The crude reality for consumers is that this is the same Wall Street crowd chasing profits, which took crude prices to $147 a barrel in July of 2008, only to crater to $33 a barrel by December of that year as the fast money moved elsewhere.

It’s a big part — oil at $147 a barrel — of what exacerbated the recession in 2008.

“In a fragile economic recovery, $25 billion that does not buy movie tickets, pay restaurant bills or make a retail purchase could mean a longer time for economic recovery,” said Buetel.

Disappointing holiday retail sales bear this out.

Just this week Discover Card officials said that 47 percent of consumers spent less on gifts this holiday season because of higher gasoline prices and the sales figures from retailers showed declines across the board.

So where were the sales? Investors will likely get the answer when the oil companies report their earnings later this month.

Schork said that $90 a barrel translates into $3.15 a gallon and $95 a barrel to $3.30 gallon.

“At $95, we begin to see demand destruction,” said Schork, which means consumers cut back on gas purchases.

That has little effect on Wall Street banks and hedge funds that are bidding up the price to get a better return for their investors.

At the end of last year, Wall Street money mangers controlled 200 million barrels of oil in futures contracts.
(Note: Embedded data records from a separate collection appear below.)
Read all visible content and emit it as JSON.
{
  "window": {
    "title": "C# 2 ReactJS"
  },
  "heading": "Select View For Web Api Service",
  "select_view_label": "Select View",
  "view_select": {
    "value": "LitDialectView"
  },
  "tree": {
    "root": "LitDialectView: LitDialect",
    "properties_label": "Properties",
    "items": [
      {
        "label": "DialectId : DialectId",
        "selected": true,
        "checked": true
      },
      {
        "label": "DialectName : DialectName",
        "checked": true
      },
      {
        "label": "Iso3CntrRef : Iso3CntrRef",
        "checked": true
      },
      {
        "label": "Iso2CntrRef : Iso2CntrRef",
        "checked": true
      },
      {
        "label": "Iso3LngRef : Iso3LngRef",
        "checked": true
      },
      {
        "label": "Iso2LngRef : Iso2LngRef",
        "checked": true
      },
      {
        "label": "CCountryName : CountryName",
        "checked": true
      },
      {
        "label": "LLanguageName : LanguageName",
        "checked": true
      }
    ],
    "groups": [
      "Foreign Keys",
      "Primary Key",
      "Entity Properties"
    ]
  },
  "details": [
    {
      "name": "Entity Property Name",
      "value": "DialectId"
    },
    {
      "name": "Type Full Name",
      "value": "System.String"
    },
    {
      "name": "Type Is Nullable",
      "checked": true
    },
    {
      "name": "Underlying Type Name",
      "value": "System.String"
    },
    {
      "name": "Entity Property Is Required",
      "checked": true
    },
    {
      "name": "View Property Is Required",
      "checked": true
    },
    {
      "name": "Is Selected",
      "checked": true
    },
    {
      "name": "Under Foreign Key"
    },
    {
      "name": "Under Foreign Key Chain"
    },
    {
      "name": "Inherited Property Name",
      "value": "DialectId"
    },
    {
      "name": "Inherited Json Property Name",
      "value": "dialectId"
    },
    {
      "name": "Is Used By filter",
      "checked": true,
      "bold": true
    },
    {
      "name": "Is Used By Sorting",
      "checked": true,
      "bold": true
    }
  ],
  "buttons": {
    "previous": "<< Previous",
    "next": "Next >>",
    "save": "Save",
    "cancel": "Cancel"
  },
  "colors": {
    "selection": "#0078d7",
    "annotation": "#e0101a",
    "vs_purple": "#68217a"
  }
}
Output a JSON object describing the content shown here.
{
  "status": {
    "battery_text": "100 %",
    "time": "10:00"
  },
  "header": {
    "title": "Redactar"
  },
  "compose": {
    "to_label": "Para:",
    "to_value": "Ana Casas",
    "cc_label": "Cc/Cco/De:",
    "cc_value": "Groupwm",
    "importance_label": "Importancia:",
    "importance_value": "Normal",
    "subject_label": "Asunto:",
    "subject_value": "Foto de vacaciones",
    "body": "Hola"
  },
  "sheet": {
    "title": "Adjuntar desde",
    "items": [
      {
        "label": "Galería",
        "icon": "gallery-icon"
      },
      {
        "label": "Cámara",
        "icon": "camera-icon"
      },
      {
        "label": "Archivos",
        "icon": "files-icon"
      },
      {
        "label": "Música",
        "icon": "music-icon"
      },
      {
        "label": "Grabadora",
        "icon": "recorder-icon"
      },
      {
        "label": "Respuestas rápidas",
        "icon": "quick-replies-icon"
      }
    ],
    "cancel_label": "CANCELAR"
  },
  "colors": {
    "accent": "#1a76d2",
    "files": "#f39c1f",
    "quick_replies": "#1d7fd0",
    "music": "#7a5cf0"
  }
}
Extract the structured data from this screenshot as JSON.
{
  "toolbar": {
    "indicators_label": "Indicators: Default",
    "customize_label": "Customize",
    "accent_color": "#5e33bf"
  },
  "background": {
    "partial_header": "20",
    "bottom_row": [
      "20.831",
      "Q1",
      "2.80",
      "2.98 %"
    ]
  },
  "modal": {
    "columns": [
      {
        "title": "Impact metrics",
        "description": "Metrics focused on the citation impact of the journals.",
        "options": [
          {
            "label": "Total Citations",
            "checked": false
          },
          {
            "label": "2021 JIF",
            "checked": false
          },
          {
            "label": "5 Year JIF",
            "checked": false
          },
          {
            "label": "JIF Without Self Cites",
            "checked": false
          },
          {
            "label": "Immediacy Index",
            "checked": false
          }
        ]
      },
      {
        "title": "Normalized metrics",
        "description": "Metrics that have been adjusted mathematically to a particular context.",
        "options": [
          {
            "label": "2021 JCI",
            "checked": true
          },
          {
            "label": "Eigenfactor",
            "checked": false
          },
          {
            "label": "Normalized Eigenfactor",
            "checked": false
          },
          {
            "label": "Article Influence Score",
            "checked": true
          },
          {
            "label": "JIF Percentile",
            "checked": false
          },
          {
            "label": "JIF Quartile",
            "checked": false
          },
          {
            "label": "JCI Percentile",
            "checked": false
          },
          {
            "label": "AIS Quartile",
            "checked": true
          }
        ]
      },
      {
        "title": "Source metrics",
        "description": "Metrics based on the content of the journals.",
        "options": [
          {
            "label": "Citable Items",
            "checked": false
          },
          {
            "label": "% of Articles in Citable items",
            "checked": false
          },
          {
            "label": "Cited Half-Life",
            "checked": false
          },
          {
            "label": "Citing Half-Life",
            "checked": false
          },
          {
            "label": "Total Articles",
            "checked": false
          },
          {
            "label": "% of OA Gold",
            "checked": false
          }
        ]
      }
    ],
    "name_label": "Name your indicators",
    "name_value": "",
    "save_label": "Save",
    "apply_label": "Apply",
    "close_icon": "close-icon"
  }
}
That level is five times the amount of oil Nymex controls in its Cushing, Okla., crude oil storage facility.

The Commodities Futures Trading Commission, under the FinReg rules passed last year. is charged with reining in Wall Street speculators by this month. But the panel will not have any subtenant rules until late spring at best.